Intro to Humanism: Desiderius Erasmus
John Colet School alumnus Thomas Layton (graduating class of 2006) has written an excellent 5-minute-read article which explores Eramus’ ethical considerations on:
- how being a smarter person can make you a better person
- how becoming a better person is up to you
- how you should not let being educated go to your head
- how you will know nothing of yourself until you test yourself

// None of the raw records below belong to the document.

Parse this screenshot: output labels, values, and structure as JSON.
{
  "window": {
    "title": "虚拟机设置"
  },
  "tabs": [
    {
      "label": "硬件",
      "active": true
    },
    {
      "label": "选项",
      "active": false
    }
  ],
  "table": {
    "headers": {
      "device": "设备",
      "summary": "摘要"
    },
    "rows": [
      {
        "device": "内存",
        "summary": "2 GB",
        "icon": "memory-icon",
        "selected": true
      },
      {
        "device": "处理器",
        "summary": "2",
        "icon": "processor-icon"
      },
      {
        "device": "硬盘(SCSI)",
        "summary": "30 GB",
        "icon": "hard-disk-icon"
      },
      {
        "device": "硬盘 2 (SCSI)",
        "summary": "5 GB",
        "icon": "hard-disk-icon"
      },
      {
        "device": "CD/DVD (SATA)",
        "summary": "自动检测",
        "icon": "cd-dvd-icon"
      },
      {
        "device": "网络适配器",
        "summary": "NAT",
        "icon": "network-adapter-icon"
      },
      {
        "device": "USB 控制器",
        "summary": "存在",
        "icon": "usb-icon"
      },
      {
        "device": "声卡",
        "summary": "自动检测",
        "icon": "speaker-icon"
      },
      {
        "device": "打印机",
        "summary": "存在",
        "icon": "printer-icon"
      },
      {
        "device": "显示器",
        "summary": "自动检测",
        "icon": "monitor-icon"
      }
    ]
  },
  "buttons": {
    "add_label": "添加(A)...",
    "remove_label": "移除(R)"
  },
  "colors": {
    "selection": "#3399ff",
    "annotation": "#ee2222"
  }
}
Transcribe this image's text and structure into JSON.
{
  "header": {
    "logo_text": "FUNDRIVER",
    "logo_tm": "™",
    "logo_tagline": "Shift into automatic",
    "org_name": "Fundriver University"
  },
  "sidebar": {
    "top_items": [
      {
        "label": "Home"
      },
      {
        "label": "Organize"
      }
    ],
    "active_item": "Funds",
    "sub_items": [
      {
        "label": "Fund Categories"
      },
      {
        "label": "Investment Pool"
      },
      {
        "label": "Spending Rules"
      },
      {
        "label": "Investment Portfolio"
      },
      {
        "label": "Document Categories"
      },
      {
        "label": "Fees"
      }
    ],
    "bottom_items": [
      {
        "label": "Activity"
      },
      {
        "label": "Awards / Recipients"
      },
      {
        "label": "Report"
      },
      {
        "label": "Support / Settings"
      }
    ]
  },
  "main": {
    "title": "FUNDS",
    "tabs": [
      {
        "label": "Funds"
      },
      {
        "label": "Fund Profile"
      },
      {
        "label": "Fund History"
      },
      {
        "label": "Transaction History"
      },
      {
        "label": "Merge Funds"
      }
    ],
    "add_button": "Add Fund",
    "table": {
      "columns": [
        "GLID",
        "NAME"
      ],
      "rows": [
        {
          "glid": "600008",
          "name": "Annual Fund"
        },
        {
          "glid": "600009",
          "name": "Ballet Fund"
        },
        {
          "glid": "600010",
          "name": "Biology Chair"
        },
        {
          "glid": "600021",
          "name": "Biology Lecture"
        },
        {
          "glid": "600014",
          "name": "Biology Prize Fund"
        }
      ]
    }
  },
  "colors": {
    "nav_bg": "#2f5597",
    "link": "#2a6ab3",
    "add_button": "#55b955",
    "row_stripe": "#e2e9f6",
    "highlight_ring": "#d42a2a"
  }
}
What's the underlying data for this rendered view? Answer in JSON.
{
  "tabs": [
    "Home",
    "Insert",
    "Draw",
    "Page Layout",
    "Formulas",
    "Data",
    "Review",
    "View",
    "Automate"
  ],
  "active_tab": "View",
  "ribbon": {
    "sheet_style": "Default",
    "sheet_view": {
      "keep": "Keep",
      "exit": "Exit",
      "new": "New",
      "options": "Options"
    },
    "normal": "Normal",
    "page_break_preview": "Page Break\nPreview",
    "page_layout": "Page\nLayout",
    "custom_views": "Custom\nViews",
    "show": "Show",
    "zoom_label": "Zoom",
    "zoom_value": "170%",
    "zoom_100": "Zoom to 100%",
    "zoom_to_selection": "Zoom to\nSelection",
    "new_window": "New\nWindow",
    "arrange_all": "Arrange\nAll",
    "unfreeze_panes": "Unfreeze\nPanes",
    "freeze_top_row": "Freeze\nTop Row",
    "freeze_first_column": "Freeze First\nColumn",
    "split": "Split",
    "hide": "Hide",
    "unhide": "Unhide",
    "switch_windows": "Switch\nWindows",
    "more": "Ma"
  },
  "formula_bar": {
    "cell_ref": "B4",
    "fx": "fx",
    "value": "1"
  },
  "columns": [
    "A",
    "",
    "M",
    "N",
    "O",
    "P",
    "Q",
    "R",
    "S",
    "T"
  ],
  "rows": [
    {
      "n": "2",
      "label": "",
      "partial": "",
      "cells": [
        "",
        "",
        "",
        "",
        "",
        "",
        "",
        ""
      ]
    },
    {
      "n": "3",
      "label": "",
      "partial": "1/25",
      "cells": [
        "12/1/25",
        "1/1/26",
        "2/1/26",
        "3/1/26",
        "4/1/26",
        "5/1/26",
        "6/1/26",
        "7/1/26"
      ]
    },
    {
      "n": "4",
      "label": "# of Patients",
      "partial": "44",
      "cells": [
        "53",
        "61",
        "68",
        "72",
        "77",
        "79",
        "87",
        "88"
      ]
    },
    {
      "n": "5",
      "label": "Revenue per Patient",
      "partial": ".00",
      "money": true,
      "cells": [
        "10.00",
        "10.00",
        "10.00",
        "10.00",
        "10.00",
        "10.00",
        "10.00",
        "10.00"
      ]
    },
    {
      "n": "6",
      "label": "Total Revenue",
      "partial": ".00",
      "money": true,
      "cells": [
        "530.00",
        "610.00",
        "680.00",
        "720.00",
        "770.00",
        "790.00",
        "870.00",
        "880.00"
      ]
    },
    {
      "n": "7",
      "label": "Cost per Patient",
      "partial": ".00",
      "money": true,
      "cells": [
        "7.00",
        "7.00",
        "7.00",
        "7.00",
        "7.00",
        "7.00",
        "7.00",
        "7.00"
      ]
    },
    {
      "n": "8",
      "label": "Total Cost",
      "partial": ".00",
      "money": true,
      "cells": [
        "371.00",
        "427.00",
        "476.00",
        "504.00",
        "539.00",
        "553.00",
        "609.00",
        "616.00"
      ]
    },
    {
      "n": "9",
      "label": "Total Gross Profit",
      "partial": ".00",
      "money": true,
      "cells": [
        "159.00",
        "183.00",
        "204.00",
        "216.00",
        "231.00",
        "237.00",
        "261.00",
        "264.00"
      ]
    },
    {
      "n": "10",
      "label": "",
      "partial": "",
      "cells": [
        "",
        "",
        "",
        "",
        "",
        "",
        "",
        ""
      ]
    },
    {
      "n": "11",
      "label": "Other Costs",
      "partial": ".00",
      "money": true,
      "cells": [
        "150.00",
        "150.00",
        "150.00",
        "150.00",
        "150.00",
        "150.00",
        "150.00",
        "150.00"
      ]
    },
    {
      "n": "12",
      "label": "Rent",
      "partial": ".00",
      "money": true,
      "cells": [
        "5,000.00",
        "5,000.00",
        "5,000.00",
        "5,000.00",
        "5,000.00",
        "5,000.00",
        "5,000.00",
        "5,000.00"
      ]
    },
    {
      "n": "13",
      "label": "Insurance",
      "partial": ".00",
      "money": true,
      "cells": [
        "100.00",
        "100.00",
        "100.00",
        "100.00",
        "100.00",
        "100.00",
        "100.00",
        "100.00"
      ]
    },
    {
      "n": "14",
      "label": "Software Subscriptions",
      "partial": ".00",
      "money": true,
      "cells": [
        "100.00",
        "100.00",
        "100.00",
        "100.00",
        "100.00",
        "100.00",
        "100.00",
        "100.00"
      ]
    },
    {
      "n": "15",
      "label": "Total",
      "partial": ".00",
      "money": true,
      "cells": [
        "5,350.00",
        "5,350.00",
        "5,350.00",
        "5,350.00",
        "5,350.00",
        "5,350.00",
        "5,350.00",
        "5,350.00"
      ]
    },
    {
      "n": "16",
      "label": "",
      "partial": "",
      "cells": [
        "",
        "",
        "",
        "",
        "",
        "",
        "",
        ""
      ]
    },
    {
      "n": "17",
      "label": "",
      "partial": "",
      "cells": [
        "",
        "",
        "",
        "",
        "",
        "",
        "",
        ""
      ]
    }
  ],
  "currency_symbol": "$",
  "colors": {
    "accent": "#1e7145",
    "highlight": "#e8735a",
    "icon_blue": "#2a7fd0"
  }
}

“Much of Erasmus’s correspondence refers to the joys of discovering new knowledge and he wanted to share this joy with everyone. He wrote in his introduction to the New Testament translation that his goal was to have every farmer, weaver and traveller in Europe immersed in the gospels. Erasmus and his contemporaries translated and disseminated texts of all sorts in the vernacular languages of their day to improve the chances for education in the wider population. They hoped that this would bring about reforms. This neatly represents the ethical principle upon which humanism was founded; the pursuit of knowledge as a way to become a better person.”
You can read the full article here.